The cops asked her when she took her last shot. “Right now,” she replied, matter-of-factly, “and it was way too much.” Kaylee was already beginning to pass out when the ambulance arrived. Her paranoia over the deadly shot of heroin had been all but confirmed. When she hoarsely called Rabbi Mark from a hospital bed, her voice was barely audible: “I fucked up.” Kaylee had been through Beit T’Shuvah before. She spent 90 days in the program when she was 18 years old, but she wasn’t ready and got kicked out for “everything you could imagine.” Calling Rabbi Mark was her last resort. A Jewish Hail Mary.
Kaylee was no stranger to Beit T’Shuvah. Her mother had gone through the program when Kaylee was 12 years old. At the age of 14, Kaylee was caught smoking weed and would spend the next eight and a half months twiddling her thumbs in AA meetings and Beit T’Shuvah’s prevention office.
At 16, weed progressed to heroin. Kaylee recalls the pivotal incident of her first use occurring almost on a whim. A friend whom she’d picked up from continuation school sat in the backseat of her car, cooking up a shot of heroin. Having never been exposed to the drug before, she didn’t immediately pick up on the situation. When the friend asked her if she wanted to try it, Kaylee responded, “yeah, I want to try it.” She fell in love. Although her heart was set on heroin, she eventually had a brief affair with meth, her “mom’s thing.” Instead of being resentful or afraid of the drug which caused her family so much turmoil, Kaylee felt curious.
Up until that point, even while initially dabbling with heroin, Kaylee had worked hard to maintain an independent life: she paid her own phone bill, owned her own car, and lived on her own. Within two months of her budding meth use, Kaylee’s carefully constructed autonomy fell to pieces. Kaylee floated through rehabs with an attitude that shifted like the tide. She says, “I would go to treatment when I was scared enough, and then I would leave, or get kicked out, or graduate. Then, I would get comfortable and think I could do that shit again.”

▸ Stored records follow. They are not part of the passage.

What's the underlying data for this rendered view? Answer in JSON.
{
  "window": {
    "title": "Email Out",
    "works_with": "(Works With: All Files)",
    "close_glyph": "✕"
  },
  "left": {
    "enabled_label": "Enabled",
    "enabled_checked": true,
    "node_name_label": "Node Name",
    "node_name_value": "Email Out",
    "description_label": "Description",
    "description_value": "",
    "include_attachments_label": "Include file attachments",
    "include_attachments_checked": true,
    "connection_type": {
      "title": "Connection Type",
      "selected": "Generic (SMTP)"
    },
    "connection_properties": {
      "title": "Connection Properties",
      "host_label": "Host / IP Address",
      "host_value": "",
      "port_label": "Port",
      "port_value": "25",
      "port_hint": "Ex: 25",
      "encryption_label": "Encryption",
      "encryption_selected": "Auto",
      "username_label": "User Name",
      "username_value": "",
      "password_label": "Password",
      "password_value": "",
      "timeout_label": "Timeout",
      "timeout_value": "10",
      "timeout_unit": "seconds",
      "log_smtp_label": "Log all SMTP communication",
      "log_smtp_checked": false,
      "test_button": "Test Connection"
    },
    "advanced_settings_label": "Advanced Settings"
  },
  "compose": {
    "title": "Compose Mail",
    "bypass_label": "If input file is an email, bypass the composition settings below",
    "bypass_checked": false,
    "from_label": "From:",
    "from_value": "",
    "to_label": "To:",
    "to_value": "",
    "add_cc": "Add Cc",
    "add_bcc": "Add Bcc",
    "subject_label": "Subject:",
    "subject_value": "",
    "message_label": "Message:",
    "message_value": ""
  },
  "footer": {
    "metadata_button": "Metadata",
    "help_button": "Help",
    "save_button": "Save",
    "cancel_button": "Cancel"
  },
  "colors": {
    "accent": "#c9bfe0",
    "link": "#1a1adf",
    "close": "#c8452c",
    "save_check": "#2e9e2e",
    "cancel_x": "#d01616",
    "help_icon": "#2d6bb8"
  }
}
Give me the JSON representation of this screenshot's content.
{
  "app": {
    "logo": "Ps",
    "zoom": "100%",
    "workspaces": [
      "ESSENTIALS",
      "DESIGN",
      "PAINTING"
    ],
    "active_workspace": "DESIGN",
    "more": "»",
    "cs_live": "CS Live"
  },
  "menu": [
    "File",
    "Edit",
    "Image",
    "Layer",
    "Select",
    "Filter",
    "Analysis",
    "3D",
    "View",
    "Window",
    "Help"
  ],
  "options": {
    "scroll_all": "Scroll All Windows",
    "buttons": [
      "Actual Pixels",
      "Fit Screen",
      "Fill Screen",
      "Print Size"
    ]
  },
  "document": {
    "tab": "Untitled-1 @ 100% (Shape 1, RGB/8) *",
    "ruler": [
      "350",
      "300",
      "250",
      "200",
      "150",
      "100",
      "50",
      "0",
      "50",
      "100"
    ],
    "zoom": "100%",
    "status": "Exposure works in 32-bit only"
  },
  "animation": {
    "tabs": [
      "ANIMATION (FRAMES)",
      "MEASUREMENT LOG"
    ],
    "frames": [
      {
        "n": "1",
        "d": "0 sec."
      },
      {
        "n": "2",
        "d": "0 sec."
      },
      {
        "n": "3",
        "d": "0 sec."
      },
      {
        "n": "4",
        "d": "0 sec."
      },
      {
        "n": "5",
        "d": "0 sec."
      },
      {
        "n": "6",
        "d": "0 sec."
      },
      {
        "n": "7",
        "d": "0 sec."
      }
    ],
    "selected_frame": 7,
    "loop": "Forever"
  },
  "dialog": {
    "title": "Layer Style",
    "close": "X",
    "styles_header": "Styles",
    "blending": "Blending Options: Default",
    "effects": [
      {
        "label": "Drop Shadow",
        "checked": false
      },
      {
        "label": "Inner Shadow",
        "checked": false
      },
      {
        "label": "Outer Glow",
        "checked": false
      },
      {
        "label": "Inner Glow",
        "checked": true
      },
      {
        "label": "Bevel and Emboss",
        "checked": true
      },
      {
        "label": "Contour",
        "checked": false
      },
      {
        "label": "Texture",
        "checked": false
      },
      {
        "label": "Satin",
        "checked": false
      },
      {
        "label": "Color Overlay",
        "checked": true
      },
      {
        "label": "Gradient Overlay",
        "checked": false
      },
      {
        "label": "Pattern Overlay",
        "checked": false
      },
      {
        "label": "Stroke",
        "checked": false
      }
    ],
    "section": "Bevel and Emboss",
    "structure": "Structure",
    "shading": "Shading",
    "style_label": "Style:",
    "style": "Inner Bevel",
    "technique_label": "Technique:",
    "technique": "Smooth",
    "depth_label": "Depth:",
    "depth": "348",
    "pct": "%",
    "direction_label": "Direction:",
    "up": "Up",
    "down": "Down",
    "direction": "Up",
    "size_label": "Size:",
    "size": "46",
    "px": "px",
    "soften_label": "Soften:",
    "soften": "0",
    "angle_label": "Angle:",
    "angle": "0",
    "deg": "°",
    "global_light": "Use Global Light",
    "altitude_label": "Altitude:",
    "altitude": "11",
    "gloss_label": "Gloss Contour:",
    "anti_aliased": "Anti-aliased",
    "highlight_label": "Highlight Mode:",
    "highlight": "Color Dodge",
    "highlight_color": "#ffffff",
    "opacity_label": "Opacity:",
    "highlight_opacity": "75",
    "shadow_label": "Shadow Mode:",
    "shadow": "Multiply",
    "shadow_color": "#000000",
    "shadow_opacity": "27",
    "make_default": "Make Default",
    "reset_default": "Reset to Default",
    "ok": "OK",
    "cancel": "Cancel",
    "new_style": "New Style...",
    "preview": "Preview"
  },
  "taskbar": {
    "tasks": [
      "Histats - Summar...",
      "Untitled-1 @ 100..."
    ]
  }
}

By the time Kaylee found herself at Beit T’Shuvah for the second time, she knew she had to change. .. “I can’t even put into words how horrible I felt.” she says, “I hated myself so much. If I would see myself in the mirror in my room I would just cry.” She doesn’t know what was different this time around. “I hate when people say, ‘What changed?’ I don’t really know exactly. I had been to treatment many times and really thought I was done, but I’d forget why I wanted to be sober in the first place. I don’t know what changed. I just know that life will never serve me,” she says.
Next month Kaylee will be celebrating three years of sobriety, the longest she’s ever had. She is currently attending classes at West Los Angeles College and plans on working in the world of science. “I’m a secret nerd,” she admits. Science has been a passion and a fascination for her since she was 15 and first discovered The Elegant Universe by Brian Greene, a book about string theory, hidden dimensions, and other big questions man has yet to answer. In her addiction, she attempted reading it countless times, but kept getting high and having to start over. She read that book like people read the Big Book, underlining sentences, Googling words she didn’t know, and then ultimately never finishing it.
Today, Kaylee is a Program Facilitator Supervisor. “I am very by-the-book and the vibe I get is that people are frustrated by that,” she says. Her philosophy has roots in her own upbringing: “as someone who grew up without any structure I know that it is important to hear ‘no.’” That said, she wants the community to know that beneath the toughness is a kind heart. “I am really not a bitch when you get to know me,” she stresses. So take the time to talk to Kaylee, ask her about her day, and get to know her better. You won’t be disappointed with what you discover.